Wood as a building material has been rediscovered by the building industry. It offers amazing possibilities for a sustainable growth and local employment in Europe. Advantages for human health and wood cultures are put forward while external demand from third countries is putting the European industry at risk.
Industrial change and societal change are forged together. This is why, after 15 years as the direct successor of the European Coal and Steel Community Consultative Committee, the EESC's Consultative Commission on Industrial Change (CCMI) proposes not only to take a stock of past achievements, but also to review the way ahead as European industry and society together embark on the digital revolution.
The European maritime technology industry is an important sector in terms of employment, directly providing more than 500 000 jobs. Shipyards and firms manufacturing marine equipment make a significant contribution to the economic development of the regions where they are located, and across the entire supply chain, which is particularly important to SMEs. Each direct job in a European shipyard means, on average, seven jobs created in the region.
In the framework of the preparation of its own-initiative opinion, the Section for Economic and Monetary Union and Economic and Social Cohesion (ECO) organising a public hearing Wealth Inequality in Europe: the Profit-Labour Split, on Friday, 23 June 2017, at the EESC premises, starting from 10 a.m. The objective of the hearing is to gain contributions and insights on this topic from various stakeholders and expert, with a view to channelling these findings into the EESC opinion.
The European Union is the world's biggest producer of beet sugar and the principal importer of raw cane sugar for refining. EU sugar policy today is supported by three pillars: production quotas, a sugar reference threshold and trade measures (border protection). Production quotas will cease to exist as of 1 October 2017, which means that one of these pillars will fall. Another pillar – border protection – is looking increasingly shaky.
The hearing is part of the preparation of an own-initiative opinion by the European Economic and Social Committee (EESC) aiming at shedding some light to major aspects and challenges in relation with this topic. The final Opinion will be transmitted to the European Institutions for consideration.
The European Economic and social Committee is organising the public debate "What future for the euro?

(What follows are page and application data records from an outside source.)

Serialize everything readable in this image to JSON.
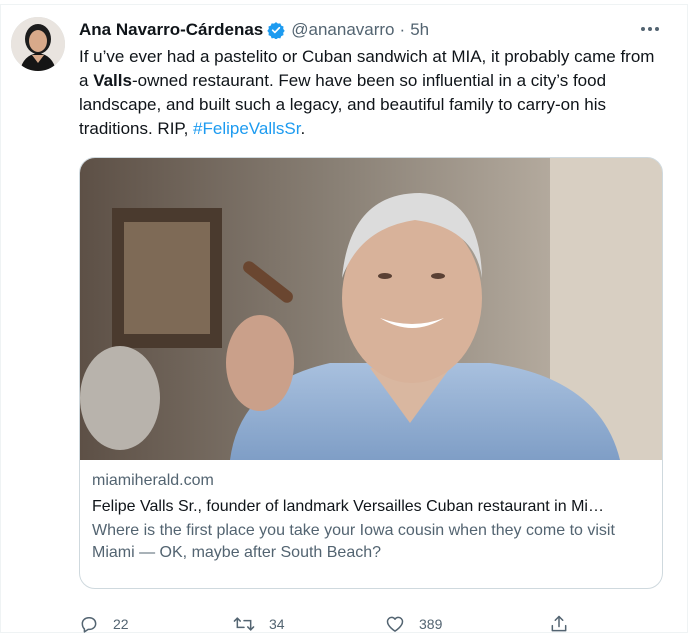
{
  "tweet": {
    "author": {
      "name": "Ana Navarro-Cárdenas",
      "handle": "@ananavarro",
      "separator": "·",
      "time": "5h",
      "verified": true
    },
    "text": {
      "part1": "If u’ve ever had a pastelito or Cuban sandwich at MIA, it probably came from a ",
      "bold": "Valls",
      "part2": "-owned restaurant. Few have been so influential in a city’s food landscape, and built such a legacy, and beautiful family to carry-on his traditions. RIP, ",
      "hashtag": "#FelipeVallsSr",
      "end": "."
    },
    "card": {
      "domain": "miamiherald.com",
      "title": "Felipe Valls Sr., founder of landmark Versailles Cuban restaurant in Mi…",
      "description": "Where is the first place you take your Iowa cousin when they come to visit Miami — OK, maybe after South Beach?"
    },
    "actions": {
      "replies": "22",
      "retweets": "34",
      "likes": "389"
    }
  },
  "colors": {
    "accent": "#1d9bf0",
    "secondary_text": "#536471",
    "border": "#cfd9de"
  },
  "icons": [
    "more-icon",
    "verified-badge-icon",
    "reply-icon",
    "retweet-icon",
    "like-icon",
    "share-icon"
  ]
}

Threats and opportunities for stage 2 of deepening EMU". The aim of our public debate is to support the necessary consensus-building on an ambitious roadmap for completing EMU by 2025, as part of a global vision for the future of the European Union.
The EESC supports the Commission's ambition for the European Union to lead the way in the global fight against money laundering and terrorism, in which all stakeholders should join forces. To feed into the political debate and decision making process and to make sure the needs of civil society are duly taken account of, the EESC is organising a public hearing on "The fight against money laundering, terrorist financing and tax evasion".